Theories of Inorganic Life

2016
Author:

David Wills

Inanimation

An exuberantly original perspective on what it means to be “alive”

Inanimation offers a fresh account of what life is and the ethical and political consequences that follow from this conception. David Wills identifies and explores three major forms of inorganic life: autobiography, translation, and resonance. Informed by Jacques Derrida and Gilles Deleuze, Wills discovers life-forms well beyond textual remainders and translations.

Brilliant, enthralling, and (often in surprising senses) vital, David Wills’s book provides a radically new account of the animate and inanimate, especially in relation to nonhuman life and technology.

Nicholas Royle, University of Sussex

Inanimation is the third book by author David Wills to analyze the technology of the human. In Prosthesis, Wills traced our human attachment to external objects back to a necessity within the body itself. In Dorsality, he explored how technology is understood to function behind or before the human. Inanimation proceeds by taking literally the idea of inanimate or inorganic forms of life. Starting from a seemingly naïve question about what it means to say texts “live on” or have a “life of their own,” Inanimation develops a new theory of the inanimate.

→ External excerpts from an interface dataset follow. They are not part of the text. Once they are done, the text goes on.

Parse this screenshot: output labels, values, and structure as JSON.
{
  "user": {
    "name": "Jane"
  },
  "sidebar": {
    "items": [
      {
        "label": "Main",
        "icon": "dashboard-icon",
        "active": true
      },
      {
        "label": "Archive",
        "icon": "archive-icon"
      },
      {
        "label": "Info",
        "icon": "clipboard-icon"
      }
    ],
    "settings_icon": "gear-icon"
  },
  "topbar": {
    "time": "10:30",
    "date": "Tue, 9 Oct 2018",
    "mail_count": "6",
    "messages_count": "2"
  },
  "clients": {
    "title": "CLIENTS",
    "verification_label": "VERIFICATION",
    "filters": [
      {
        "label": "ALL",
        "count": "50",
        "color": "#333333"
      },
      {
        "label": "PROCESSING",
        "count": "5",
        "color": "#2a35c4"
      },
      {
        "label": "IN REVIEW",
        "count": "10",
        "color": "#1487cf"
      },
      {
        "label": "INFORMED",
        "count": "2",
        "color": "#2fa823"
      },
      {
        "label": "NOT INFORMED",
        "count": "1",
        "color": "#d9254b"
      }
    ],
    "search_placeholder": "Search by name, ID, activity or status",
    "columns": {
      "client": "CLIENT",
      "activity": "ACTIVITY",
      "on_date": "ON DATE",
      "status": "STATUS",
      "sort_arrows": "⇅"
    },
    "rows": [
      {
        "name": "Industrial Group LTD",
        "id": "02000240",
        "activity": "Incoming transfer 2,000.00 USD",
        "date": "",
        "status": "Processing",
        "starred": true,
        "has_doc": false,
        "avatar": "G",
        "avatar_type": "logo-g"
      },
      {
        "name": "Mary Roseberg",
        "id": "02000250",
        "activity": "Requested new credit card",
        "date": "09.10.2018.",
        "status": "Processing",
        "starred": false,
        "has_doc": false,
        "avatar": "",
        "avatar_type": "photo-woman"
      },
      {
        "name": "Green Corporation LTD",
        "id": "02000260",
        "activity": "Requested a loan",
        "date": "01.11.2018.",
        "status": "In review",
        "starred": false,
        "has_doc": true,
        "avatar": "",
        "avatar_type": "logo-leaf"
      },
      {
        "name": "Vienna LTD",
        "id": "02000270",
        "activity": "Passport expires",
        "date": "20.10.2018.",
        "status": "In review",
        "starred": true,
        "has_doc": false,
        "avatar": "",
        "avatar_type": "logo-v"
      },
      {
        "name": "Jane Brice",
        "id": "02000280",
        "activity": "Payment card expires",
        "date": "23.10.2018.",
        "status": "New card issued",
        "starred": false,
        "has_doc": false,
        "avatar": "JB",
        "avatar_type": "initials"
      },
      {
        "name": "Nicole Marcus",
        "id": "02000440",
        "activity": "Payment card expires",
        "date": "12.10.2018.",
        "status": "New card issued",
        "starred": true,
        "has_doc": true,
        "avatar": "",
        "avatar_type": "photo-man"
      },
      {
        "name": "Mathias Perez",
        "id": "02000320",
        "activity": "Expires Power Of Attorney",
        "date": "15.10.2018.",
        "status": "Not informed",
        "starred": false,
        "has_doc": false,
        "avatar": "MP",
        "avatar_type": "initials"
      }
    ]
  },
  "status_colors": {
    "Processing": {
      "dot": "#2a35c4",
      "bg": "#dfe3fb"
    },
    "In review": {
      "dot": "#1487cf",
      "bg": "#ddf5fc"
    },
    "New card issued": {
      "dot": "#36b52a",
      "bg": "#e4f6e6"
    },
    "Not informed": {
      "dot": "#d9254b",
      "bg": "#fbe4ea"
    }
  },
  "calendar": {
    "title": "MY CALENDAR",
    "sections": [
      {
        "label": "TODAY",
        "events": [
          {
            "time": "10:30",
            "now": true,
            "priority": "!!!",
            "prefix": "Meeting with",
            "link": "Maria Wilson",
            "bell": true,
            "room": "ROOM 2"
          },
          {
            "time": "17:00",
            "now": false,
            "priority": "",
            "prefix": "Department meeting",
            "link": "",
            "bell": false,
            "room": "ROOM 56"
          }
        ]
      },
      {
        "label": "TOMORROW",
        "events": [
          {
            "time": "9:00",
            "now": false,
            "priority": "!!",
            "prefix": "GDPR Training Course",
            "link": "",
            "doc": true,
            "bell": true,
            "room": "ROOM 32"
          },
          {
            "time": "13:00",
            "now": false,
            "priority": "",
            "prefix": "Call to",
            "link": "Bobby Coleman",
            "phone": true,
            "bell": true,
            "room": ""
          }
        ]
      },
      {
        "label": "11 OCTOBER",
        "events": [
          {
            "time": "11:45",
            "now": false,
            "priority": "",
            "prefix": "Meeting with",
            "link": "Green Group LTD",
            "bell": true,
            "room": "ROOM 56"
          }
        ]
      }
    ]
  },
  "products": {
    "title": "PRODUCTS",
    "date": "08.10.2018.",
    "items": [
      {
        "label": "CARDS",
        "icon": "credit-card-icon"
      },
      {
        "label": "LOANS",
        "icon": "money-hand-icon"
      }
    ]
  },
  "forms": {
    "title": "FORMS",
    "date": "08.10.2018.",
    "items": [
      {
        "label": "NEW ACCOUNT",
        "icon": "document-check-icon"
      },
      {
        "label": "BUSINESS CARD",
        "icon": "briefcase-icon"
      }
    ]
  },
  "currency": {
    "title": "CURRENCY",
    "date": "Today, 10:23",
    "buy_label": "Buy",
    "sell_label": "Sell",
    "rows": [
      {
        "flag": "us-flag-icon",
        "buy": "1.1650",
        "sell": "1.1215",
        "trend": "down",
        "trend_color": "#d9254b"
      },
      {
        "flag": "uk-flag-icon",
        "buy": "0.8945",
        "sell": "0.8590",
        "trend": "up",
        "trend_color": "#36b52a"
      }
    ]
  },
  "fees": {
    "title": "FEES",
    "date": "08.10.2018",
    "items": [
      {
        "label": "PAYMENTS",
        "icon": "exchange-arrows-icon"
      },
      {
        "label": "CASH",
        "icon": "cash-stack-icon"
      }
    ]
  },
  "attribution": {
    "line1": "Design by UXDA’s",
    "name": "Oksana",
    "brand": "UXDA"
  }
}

Inanimation offers a fresh account of what life is and the ethical and political consequences that follow from this conception. Inspired by Walter Benjamin’s observation that “the idea of life and afterlife in works of art should be regarded with an entirely unmetaphorical objectivity,” the book challenges the coherence and limitations of “what lives,” arguing that there is no clear opposition between a live animate and dead inanimate. Wills identifies three major forms of inorganic life: autobiography, translation, and resonance. Informed by Jacques Derrida and Gilles Deleuze, he explores these forms through wide-ranging case studies. He brings his panoptic vision to bear on thinkers (Descartes, Freud, Derrida, Benjamin, Carl Schmitt, Jean-Luc Nancy, Roland Barthes), writers and poets (Hélène Cixous, Paul Celan, William Carlos Williams, Ernst Jünger, James Joyce, Georges Bataille), and visual artists (Jean-François Millet, Jean-Luc Godard, Paul Klee). With panache and gusto, Wills discovers life-forms well beyond textual remainders and translations, in such disparate “places” as the act of thinking, the death drive, poetic blank space, recorded bird songs, the technology of warfare, and the heart stopped by love.

Inanimation

David Wills is professor of French studies and comparative literature at Brown University. He is the author of Prosthesis and Dorsality: Thinking Back through Technology and Politics (Minnesota, 2008).

Inanimation

Brilliant, enthralling, and (often in surprising senses) vital, David Wills’s book provides a radically new account of the animate and inanimate, especially in relation to nonhuman life and technology.

Nicholas Royle, University of Sussex

Inanimation

Contents
Preface
Introduction: Doubled Lives
Part I. Autobiography
1. Automatic Life, So Life: Descartes
2. Order Catastrophically Unknown: Freud
3. The Blushing Machine: Derrida
Part II. Translation
4. Living Punctuations: Cixous and Celan
5. Naming the Mechanical Angel: Benjamin
6. Raw War: Schmitt, Jünger, and Joyce
Part III. Resonance
7. Bloodless Coup: Bataille, Nancy, and Barthes
8. The Audible Life of the Image: Godard
9. Meditations for the Birds: Descartes
Acknowledgments
Notes
Index